His bread has a growing number of fans in Astoria. Butler said that, in recent weeks, his customers have extended beyond the Ashreynu community. “I get people who I hadn’t seen at any of the shuls in the area,” he said. “Yet they are getting challah which makes me so happy because I know that they are getting a little piece of Shabbat for themselves.”

Astoria is home to Ashreynu, Astoria Center of Israel and Congregation Sons of Israel, a small Modern Orthodox congregation.

And yet, “Astoria feels a little bit like a Jewish desert,” Ayelet Pearl said. “Some things that we take for granted in living in New York, like being able to get a challah on Friday or a pomegranate before Rosh Hashanah, don’t exist. Getting challah isn’t an option [here] outside of what Cody is doing.”

Thanks to Butler’s challah, the neighborhood now feels “more Jewish,” she added. In fact, Pearl and Luxemberg, who were named to the New York Jewish Week’s “36 to Watch” list this year, named “when we ran into all our friends picking up challah from Bread of Idleness” as their “best experience” as Jewish New Yorkers.

“This is all about giving people a little bit of Shabbat that they might not otherwise have,” Butler said. “It is a taste of home. It is building community. I have parents who come with their children.”

Butler has converted to Judaism twice. His first, a Conservative conversion, was overseen by Rabbi Pearl. His second, which he completed this past May, was an Orthodox one presided over by Rabbi Adam Mintz. the rabbi of Kehilat Rayim Ahuvim, a Modern Orthodox community he founded on the Upper West Side of Manhattan.

For now, Butler is keeping his “day job” as a Latin teacher at a charter school in Brooklyn. But he has already begun scouting out commercial ovens in the area to rent, once he can no longer satisfy demand for the challahs which he bakes at home. “I would love to provide challah to more people,” he said.

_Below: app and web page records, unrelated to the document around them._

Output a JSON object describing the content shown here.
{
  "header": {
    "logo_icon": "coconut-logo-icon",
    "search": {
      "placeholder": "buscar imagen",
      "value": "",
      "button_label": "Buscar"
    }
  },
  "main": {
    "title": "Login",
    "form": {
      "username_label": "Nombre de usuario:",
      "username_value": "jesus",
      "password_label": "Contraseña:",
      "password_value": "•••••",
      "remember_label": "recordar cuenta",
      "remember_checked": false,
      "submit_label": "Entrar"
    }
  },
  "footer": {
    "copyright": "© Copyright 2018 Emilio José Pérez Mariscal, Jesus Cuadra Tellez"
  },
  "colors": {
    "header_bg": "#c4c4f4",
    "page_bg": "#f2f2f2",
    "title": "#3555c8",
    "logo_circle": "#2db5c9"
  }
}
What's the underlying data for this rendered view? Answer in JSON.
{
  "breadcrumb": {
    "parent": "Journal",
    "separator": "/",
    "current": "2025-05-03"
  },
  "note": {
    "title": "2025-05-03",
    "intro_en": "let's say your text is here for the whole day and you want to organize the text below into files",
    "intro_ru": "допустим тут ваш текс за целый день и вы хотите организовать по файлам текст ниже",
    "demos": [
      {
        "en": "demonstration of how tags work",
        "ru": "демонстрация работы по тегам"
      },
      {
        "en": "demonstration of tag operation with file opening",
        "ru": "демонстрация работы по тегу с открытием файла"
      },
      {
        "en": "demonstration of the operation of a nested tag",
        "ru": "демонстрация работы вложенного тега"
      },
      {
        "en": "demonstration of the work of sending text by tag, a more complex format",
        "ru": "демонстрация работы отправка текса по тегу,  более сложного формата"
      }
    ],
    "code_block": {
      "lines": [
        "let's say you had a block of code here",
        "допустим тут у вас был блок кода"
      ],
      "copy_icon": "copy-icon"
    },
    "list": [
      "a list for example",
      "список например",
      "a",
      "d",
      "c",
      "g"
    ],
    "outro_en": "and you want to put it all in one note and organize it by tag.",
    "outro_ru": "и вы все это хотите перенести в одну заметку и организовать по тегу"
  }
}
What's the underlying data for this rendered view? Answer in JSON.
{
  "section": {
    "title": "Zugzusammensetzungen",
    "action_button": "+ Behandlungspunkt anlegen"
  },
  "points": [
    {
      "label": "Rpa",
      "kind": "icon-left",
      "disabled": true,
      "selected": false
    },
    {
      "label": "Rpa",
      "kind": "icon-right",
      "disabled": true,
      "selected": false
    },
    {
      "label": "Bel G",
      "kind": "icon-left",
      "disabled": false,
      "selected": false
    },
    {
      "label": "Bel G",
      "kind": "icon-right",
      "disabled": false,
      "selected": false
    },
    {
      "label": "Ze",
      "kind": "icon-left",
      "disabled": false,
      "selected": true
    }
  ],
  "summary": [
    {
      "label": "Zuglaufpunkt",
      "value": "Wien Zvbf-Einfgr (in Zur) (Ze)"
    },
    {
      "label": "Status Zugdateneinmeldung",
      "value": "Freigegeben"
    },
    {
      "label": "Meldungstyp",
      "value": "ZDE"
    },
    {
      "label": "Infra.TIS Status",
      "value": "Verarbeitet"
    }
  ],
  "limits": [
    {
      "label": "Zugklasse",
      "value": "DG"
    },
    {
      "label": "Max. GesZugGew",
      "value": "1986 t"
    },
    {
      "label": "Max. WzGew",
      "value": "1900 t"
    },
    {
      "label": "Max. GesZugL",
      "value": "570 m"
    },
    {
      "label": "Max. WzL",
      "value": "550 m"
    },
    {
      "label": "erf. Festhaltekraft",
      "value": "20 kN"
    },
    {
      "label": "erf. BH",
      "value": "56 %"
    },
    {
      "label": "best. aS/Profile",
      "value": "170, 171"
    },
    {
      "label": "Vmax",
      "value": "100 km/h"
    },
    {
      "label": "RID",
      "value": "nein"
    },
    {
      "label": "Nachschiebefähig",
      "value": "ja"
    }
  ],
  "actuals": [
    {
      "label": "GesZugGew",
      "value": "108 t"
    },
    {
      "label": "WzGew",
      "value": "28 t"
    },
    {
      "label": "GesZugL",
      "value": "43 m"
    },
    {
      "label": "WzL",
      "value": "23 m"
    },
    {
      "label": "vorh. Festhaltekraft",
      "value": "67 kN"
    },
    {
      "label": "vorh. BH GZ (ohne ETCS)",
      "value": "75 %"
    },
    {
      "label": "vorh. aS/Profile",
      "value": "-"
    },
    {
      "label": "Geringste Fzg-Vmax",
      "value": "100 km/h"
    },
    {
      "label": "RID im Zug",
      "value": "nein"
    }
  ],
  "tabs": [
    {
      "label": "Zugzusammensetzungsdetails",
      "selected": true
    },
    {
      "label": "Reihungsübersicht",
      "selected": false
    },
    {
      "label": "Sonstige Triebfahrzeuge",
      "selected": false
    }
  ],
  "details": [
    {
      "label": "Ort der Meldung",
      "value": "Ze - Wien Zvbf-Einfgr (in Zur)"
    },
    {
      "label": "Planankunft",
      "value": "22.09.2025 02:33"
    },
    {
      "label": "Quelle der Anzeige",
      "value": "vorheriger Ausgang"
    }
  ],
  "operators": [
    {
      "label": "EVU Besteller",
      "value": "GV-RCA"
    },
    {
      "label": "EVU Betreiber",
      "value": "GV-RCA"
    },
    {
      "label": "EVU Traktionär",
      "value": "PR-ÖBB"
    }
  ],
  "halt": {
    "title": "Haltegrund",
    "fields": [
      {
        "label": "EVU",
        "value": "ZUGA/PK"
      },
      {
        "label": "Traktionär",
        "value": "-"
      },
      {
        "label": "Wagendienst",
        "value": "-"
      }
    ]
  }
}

He is also considering creating a “Shabbat in a Box,” which would include challah, candles and spices as a way to bring Shabbat into more people’s homes. “For me, as a convert, I was amazed by the feeling of Shabbat and its palpable holiness, energy and community,” he said. “I knew I couldn’t live without it. “